[[ RECORDS TO PROCESS open ]]

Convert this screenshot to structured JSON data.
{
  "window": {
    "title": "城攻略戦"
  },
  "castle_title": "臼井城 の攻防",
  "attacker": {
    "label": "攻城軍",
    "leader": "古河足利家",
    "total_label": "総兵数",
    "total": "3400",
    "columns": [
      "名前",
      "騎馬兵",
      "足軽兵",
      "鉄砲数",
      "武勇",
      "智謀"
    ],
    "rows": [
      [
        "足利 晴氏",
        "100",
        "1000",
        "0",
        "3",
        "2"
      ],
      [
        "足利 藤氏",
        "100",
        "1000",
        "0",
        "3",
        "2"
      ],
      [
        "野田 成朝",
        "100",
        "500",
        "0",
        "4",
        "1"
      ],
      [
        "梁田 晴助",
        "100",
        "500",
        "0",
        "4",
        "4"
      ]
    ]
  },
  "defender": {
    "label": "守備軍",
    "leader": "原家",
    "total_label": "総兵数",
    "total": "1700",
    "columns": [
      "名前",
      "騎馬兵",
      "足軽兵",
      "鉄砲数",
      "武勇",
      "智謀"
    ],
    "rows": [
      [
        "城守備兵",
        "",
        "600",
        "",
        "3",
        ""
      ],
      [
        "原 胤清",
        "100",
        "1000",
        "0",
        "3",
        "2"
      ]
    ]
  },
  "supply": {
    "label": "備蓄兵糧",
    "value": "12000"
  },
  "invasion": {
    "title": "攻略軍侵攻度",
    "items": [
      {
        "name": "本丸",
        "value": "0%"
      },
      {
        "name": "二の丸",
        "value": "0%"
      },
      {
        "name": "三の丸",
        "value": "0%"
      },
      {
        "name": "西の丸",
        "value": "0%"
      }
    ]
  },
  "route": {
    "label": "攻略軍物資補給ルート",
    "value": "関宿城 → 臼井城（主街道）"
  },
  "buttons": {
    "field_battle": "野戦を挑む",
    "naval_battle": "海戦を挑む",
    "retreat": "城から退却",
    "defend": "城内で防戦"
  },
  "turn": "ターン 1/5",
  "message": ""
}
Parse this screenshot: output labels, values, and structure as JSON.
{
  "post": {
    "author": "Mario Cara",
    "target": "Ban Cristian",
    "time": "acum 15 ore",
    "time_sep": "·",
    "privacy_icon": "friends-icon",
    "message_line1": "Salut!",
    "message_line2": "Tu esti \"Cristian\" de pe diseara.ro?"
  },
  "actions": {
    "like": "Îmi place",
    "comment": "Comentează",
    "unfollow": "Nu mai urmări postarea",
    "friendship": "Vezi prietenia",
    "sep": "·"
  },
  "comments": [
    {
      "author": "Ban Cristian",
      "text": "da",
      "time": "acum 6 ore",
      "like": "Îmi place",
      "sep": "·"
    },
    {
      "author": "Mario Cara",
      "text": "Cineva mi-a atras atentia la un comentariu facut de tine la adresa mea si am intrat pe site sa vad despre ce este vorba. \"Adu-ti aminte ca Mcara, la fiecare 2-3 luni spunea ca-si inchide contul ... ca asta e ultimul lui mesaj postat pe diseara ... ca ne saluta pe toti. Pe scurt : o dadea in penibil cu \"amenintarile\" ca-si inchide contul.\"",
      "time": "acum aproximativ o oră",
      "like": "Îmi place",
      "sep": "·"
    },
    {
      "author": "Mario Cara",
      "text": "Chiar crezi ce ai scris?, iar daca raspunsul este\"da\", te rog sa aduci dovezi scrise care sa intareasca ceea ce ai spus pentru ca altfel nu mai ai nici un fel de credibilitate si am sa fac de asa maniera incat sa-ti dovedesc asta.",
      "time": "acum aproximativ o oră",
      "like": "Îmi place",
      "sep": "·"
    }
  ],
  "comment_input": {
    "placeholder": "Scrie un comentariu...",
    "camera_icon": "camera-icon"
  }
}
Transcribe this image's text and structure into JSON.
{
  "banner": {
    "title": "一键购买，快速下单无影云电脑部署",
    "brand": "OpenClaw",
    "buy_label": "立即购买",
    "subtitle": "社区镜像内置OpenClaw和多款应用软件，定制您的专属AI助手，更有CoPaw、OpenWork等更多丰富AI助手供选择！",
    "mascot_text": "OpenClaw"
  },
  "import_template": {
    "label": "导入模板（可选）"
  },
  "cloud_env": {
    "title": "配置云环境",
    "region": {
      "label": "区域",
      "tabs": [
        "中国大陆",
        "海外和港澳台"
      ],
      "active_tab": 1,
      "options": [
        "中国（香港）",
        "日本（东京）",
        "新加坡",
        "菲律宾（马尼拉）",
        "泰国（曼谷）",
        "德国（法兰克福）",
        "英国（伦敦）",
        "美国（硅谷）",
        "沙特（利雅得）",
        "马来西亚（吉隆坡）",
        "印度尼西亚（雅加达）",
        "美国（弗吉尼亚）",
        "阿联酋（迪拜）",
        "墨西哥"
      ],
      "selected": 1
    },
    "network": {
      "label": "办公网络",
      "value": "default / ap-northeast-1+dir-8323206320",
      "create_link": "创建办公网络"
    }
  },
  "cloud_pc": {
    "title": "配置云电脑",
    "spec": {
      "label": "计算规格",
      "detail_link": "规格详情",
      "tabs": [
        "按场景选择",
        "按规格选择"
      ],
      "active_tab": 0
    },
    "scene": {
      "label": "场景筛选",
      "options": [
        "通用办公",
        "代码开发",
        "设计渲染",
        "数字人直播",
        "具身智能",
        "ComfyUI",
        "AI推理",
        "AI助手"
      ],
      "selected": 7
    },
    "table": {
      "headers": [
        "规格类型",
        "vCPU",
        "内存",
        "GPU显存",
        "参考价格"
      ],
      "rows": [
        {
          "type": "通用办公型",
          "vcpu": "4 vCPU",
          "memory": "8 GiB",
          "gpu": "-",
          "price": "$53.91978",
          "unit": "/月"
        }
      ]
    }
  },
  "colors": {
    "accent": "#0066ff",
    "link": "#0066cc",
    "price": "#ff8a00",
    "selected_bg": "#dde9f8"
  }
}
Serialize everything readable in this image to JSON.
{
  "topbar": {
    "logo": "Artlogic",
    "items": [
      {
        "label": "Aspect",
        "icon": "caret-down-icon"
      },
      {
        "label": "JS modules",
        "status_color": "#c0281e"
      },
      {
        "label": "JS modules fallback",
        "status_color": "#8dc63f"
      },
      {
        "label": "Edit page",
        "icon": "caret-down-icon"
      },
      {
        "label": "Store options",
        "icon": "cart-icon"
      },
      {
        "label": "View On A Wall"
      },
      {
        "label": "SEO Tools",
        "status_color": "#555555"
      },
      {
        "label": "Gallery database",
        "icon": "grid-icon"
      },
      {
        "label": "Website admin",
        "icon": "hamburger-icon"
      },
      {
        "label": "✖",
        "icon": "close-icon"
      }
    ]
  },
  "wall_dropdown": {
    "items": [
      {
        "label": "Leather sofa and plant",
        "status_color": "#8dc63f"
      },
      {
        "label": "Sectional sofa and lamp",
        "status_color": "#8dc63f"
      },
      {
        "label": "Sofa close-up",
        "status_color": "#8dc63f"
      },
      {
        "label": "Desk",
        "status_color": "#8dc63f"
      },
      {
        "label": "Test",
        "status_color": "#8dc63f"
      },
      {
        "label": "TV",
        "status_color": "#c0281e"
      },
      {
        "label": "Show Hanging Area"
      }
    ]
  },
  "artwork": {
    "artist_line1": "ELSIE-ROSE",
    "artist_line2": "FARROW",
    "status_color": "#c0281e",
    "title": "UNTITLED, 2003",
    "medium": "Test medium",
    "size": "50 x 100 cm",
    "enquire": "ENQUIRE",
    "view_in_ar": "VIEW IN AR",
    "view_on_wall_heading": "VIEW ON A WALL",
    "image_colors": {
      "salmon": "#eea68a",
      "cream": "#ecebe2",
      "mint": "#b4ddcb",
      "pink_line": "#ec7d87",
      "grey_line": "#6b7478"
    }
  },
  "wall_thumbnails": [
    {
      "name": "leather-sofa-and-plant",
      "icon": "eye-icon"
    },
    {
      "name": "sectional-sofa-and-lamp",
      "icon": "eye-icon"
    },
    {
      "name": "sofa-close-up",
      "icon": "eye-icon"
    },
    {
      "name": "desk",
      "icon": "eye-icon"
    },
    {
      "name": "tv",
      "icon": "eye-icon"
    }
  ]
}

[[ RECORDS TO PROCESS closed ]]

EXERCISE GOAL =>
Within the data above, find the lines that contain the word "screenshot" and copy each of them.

EXERCISE OUTPUT =>
Convert this screenshot to structured JSON data.
Parse this screenshot: output labels, values, and structure as JSON.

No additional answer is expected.